▶ **EXERCISE OBJECTIVE**: In the entries below, how many lines contain the string "favorites"? Give the number by itself.

-- INFORMATION SHOWN follows --

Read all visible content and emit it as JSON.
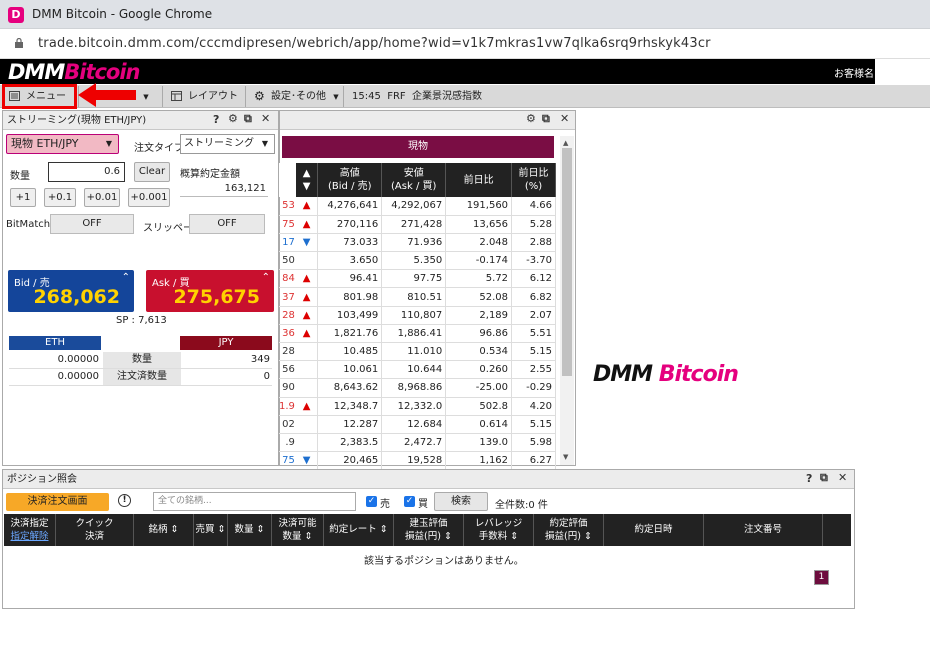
{
  "browser": {
    "title": "DMM Bitcoin - Google Chrome",
    "url": "trade.bitcoin.dmm.com/cccmdipresen/webrich/app/home?wid=v1k7mkras1vw7qlka6srq9rhskyk43cr",
    "icon_letter": "D"
  },
  "header": {
    "logo_dmm": "DMM",
    "logo_bitcoin": "Bitcoin",
    "customer": "お客様名"
  },
  "menubar": {
    "menu": "メニュー",
    "partial": "理",
    "layout": "レイアウト",
    "settings": "設定･その他",
    "news_time": "15:45",
    "news_code": "FRF",
    "news_title": "企業景況感指数"
  },
  "streaming": {
    "title": "ストリーミング(現物 ETH/JPY)",
    "symbol": "現物 ETH/JPY",
    "order_type_label": "注文タイプ",
    "order_type": "ストリーミング",
    "qty_label": "数量",
    "qty_value": "0.6",
    "clear": "Clear",
    "est_label": "概算約定金額",
    "est_value": "163,121",
    "steps": [
      "+1",
      "+0.1",
      "+0.01",
      "+0.001"
    ],
    "bitmatch_label": "BitMatch",
    "bitmatch_value": "OFF",
    "slippage_label": "スリッページ",
    "slippage_value": "OFF",
    "bid_label": "Bid / 売",
    "bid_value": "268,062",
    "ask_label": "Ask / 買",
    "ask_value": "275,675",
    "spread": "SP : 7,613",
    "eth": "ETH",
    "jpy": "JPY",
    "bal_rows": [
      {
        "left": "0.00000",
        "label": "数量",
        "right": "349"
      },
      {
        "left": "0.00000",
        "label": "注文済数量",
        "right": "0"
      }
    ]
  },
  "prices": {
    "tab": "現物",
    "headers": [
      "▲▼",
      "高値\n(Bid / 売)",
      "安値\n(Ask / 買)",
      "前日比",
      "前日比\n(%)"
    ],
    "rows": [
      {
        "cut": "53",
        "dir": "up",
        "high": "4,276,641",
        "low": "4,292,067",
        "chg": "191,560",
        "pct": "4.66"
      },
      {
        "cut": "75",
        "dir": "up",
        "high": "270,116",
        "low": "271,428",
        "chg": "13,656",
        "pct": "5.28"
      },
      {
        "cut": "17",
        "dir": "dn",
        "high": "73.033",
        "low": "71.936",
        "chg": "2.048",
        "pct": "2.88"
      },
      {
        "cut": "50",
        "dir": "",
        "high": "3.650",
        "low": "5.350",
        "chg": "-0.174",
        "pct": "-3.70"
      },
      {
        "cut": "84",
        "dir": "up",
        "high": "96.41",
        "low": "97.75",
        "chg": "5.72",
        "pct": "6.12"
      },
      {
        "cut": "37",
        "dir": "up",
        "high": "801.98",
        "low": "810.51",
        "chg": "52.08",
        "pct": "6.82"
      },
      {
        "cut": "28",
        "dir": "up",
        "high": "103,499",
        "low": "110,807",
        "chg": "2,189",
        "pct": "2.07"
      },
      {
        "cut": "36",
        "dir": "up",
        "high": "1,821.76",
        "low": "1,886.41",
        "chg": "96.86",
        "pct": "5.51"
      },
      {
        "cut": "28",
        "dir": "",
        "high": "10.485",
        "low": "11.010",
        "chg": "0.534",
        "pct": "5.15"
      },
      {
        "cut": "56",
        "dir": "",
        "high": "10.061",
        "low": "10.644",
        "chg": "0.260",
        "pct": "2.55"
      },
      {
        "cut": "90",
        "dir": "",
        "high": "8,643.62",
        "low": "8,968.86",
        "chg": "-25.00",
        "pct": "-0.29"
      },
      {
        "cut": "1.9",
        "dir": "up",
        "high": "12,348.7",
        "low": "12,332.0",
        "chg": "502.8",
        "pct": "4.20"
      },
      {
        "cut": "02",
        "dir": "",
        "high": "12.287",
        "low": "12.684",
        "chg": "0.614",
        "pct": "5.15"
      },
      {
        "cut": ".9",
        "dir": "",
        "high": "2,383.5",
        "low": "2,472.7",
        "chg": "139.0",
        "pct": "5.98"
      },
      {
        "cut": "75",
        "dir": "dn",
        "high": "20,465",
        "low": "19,528",
        "chg": "1,162",
        "pct": "6.27"
      }
    ]
  },
  "positions": {
    "title": "ポジション照会",
    "settle_btn": "決済注文画面",
    "search_placeholder": "全ての銘柄...",
    "sell": "売",
    "buy": "買",
    "search": "検索",
    "count": "全件数:0 件",
    "cols": [
      "決済指定\n指定解除",
      "クイック\n決済",
      "銘柄",
      "売買",
      "数量",
      "決済可能\n数量",
      "約定レート",
      "建玉評価\n損益(円)",
      "レバレッジ\n手数料",
      "約定評価\n損益(円)",
      "約定日時",
      "注文番号"
    ],
    "empty": "該当するポジションはありません。",
    "page": "1"
  },
  "colors": {
    "bid": "#14459a",
    "ask": "#c8102e",
    "brand": "#e5007e",
    "accent": "#7a0d44"
  }
}
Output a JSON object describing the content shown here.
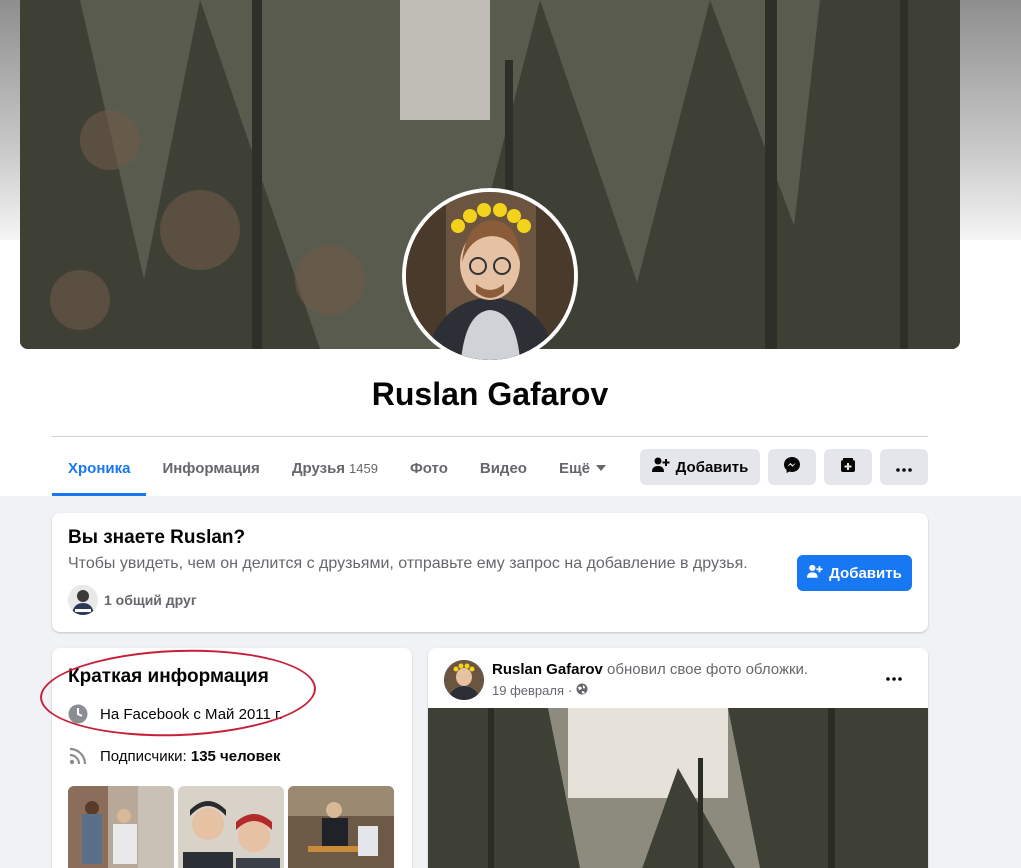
{
  "profile": {
    "name": "Ruslan Gafarov"
  },
  "tabs": [
    {
      "label": "Хроника",
      "active": true
    },
    {
      "label": "Информация"
    },
    {
      "label": "Друзья",
      "count": "1459"
    },
    {
      "label": "Фото"
    },
    {
      "label": "Видео"
    },
    {
      "label": "Ещё"
    }
  ],
  "actions": {
    "add_label": "Добавить"
  },
  "know_card": {
    "title": "Вы знаете Ruslan?",
    "description": "Чтобы увидеть, чем он делится с друзьями, отправьте ему запрос на добавление в друзья.",
    "mutual": "1 общий друг",
    "add_label": "Добавить"
  },
  "intro": {
    "title": "Краткая информация",
    "joined": "На Facebook с Май 2011 г.",
    "followers_label": "Подписчики: ",
    "followers_value": "135 человек"
  },
  "post": {
    "author": "Ruslan Gafarov",
    "action": " обновил свое фото обложки.",
    "date": "19 февраля",
    "separator": "·"
  },
  "colors": {
    "accent": "#1877f2",
    "highlight": "#c8203a"
  }
}
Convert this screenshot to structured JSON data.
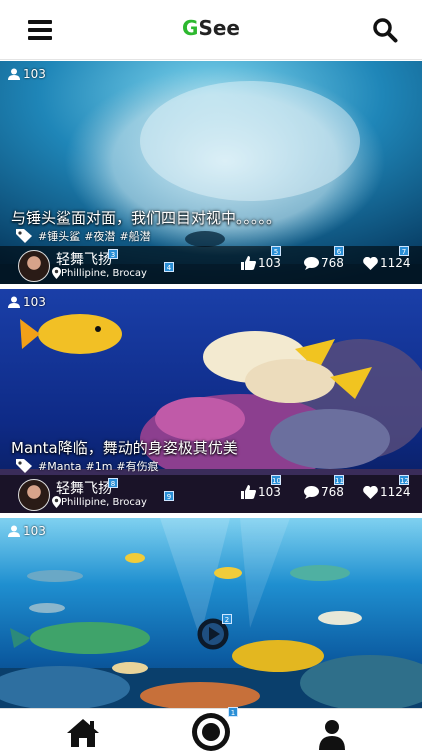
{
  "header": {
    "logo_first": "G",
    "logo_rest": "See",
    "logo_accent_color": "#2db82f"
  },
  "cards": [
    {
      "view_count": "103",
      "title": "与锤头鲨面对面，我们四目对视中。。。。。",
      "tags": [
        "#锤头鲨",
        "#夜潜",
        "#船潜"
      ],
      "author": "轻舞飞扬",
      "location": "Phillipine, Brocay",
      "likes": "103",
      "comments": "768",
      "favorites": "1124",
      "badges": {
        "author": "3",
        "meta": "4",
        "likes": "5",
        "comments": "6",
        "favorites": "7"
      }
    },
    {
      "view_count": "103",
      "title": "Manta降临，舞动的身姿极其优美",
      "tags": [
        "#Manta",
        "#1m",
        "#有伤痕"
      ],
      "author": "轻舞飞扬",
      "location": "Phillipine, Brocay",
      "likes": "103",
      "comments": "768",
      "favorites": "1124",
      "badges": {
        "author": "8",
        "meta": "9",
        "likes": "10",
        "comments": "11",
        "favorites": "12"
      }
    },
    {
      "view_count": "103",
      "badges": {
        "play": "2"
      }
    }
  ],
  "bottom_nav": {
    "camera_badge": "1",
    "items": [
      "home-icon",
      "camera-icon",
      "profile-icon"
    ]
  },
  "colors": {
    "badge": "#2a8fd6",
    "logo_green": "#2db82f"
  }
}
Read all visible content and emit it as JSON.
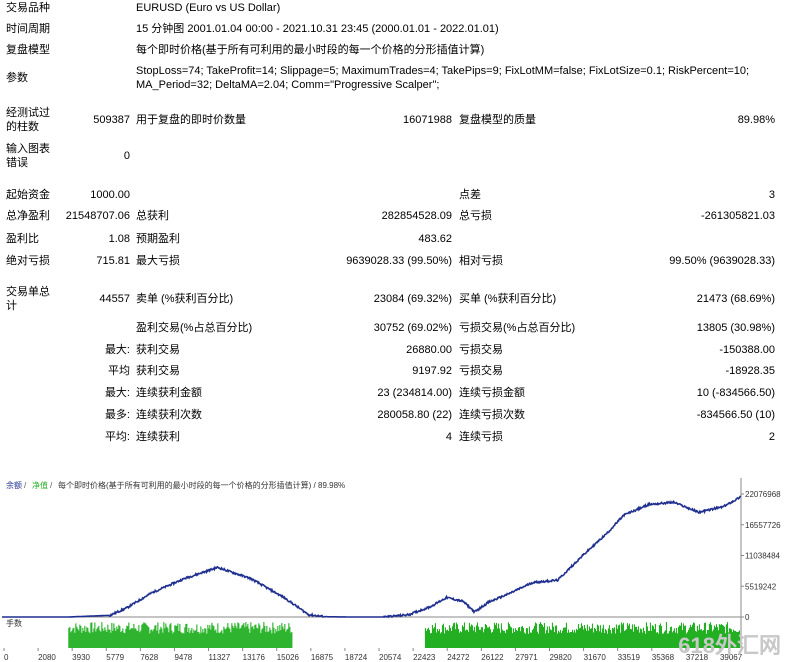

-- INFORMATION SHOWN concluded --

▶ **EXERCISE RESPONSE**: 4